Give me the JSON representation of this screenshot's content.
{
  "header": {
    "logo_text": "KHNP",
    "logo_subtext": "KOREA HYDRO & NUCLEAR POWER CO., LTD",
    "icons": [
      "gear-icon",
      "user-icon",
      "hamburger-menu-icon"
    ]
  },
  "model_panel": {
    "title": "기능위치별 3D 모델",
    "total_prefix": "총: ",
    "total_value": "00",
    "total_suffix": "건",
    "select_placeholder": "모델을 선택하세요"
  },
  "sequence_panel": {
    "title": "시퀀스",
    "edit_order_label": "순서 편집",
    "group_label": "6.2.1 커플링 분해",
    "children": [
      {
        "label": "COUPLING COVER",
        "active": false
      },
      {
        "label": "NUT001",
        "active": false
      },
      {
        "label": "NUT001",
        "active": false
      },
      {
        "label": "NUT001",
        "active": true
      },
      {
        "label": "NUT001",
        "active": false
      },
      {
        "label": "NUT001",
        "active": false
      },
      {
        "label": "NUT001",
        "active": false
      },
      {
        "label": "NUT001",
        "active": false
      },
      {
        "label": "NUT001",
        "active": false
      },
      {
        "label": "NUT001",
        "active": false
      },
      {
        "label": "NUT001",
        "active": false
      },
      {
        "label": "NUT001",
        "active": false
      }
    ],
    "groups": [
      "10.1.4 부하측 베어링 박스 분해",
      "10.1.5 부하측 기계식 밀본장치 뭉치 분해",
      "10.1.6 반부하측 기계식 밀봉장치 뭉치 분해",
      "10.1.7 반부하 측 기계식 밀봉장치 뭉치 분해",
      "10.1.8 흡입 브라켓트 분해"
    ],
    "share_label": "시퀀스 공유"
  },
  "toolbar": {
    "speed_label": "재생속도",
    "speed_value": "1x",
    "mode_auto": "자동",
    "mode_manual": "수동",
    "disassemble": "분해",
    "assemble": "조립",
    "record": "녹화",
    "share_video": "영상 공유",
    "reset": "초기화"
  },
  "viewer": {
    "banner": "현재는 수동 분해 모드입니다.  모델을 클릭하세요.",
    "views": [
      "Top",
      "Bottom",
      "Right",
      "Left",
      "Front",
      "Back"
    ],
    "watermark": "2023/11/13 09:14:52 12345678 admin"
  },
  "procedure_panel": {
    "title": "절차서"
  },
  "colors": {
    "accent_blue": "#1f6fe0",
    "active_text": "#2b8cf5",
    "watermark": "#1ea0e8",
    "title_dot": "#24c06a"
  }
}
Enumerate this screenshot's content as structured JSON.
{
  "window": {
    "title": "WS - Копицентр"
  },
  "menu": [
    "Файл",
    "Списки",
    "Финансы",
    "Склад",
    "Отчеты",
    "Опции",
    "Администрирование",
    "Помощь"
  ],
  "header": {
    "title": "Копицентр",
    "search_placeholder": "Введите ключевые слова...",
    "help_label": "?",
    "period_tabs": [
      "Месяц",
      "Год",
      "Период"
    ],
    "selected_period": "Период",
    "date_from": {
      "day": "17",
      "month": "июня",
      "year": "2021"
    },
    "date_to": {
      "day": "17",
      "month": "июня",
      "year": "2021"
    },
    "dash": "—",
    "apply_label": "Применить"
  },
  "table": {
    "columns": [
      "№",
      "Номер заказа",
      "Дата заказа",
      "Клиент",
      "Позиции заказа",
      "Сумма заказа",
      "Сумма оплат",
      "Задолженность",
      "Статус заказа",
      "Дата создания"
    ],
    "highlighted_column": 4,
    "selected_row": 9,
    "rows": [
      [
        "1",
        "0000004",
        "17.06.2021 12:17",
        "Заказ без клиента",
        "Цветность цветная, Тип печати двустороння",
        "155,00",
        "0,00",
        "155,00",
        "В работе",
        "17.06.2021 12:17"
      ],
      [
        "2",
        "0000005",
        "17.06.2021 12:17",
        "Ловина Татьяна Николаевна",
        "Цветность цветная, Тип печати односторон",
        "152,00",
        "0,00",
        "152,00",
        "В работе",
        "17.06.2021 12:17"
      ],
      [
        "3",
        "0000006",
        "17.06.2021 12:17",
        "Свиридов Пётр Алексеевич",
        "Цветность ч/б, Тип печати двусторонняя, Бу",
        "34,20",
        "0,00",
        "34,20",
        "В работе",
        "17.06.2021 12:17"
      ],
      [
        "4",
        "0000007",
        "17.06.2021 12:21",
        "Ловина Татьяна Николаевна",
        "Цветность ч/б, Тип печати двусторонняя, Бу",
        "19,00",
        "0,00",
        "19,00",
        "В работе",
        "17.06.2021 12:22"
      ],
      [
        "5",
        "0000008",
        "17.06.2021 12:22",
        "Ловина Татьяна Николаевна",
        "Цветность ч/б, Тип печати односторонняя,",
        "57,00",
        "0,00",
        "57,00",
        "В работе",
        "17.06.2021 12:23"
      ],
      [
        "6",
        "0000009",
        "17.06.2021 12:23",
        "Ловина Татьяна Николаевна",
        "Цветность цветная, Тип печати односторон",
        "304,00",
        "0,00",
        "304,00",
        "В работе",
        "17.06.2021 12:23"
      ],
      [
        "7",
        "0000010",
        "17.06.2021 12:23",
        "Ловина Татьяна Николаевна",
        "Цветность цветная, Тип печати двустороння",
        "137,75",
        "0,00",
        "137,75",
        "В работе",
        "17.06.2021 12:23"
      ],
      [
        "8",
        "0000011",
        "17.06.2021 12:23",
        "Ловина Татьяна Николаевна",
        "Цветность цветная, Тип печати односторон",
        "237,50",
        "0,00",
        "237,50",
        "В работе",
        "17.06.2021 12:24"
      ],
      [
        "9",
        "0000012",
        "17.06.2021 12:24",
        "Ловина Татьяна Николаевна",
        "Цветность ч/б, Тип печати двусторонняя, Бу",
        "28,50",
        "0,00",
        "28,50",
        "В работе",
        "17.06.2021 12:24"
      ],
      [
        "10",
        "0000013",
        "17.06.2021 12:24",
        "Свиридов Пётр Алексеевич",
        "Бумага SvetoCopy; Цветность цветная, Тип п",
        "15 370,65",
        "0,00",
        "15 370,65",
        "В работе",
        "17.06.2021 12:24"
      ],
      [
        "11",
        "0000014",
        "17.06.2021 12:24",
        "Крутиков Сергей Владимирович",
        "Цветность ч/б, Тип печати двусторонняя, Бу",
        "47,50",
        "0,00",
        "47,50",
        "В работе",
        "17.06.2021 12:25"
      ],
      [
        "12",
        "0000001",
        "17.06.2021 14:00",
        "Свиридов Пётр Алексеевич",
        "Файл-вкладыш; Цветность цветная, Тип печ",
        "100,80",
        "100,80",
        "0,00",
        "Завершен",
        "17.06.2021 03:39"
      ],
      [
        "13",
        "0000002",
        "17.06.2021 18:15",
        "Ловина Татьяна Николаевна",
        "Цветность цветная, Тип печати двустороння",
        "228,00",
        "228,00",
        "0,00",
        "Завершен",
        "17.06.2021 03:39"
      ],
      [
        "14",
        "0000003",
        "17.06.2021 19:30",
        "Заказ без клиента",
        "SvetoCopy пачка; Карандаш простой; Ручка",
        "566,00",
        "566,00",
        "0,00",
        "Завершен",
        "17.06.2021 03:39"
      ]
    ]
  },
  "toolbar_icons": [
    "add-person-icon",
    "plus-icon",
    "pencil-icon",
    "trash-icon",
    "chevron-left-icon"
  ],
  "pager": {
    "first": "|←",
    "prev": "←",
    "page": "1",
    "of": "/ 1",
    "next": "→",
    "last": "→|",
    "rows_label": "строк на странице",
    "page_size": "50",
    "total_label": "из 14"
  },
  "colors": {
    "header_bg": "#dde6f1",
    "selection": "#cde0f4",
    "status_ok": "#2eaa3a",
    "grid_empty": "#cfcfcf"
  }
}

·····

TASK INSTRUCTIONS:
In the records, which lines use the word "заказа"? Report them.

YOUR RESPONSE:
      "Номер заказа",
      "Дата заказа",
      "Позиции заказа",
      "Сумма заказа",
      "Статус заказа",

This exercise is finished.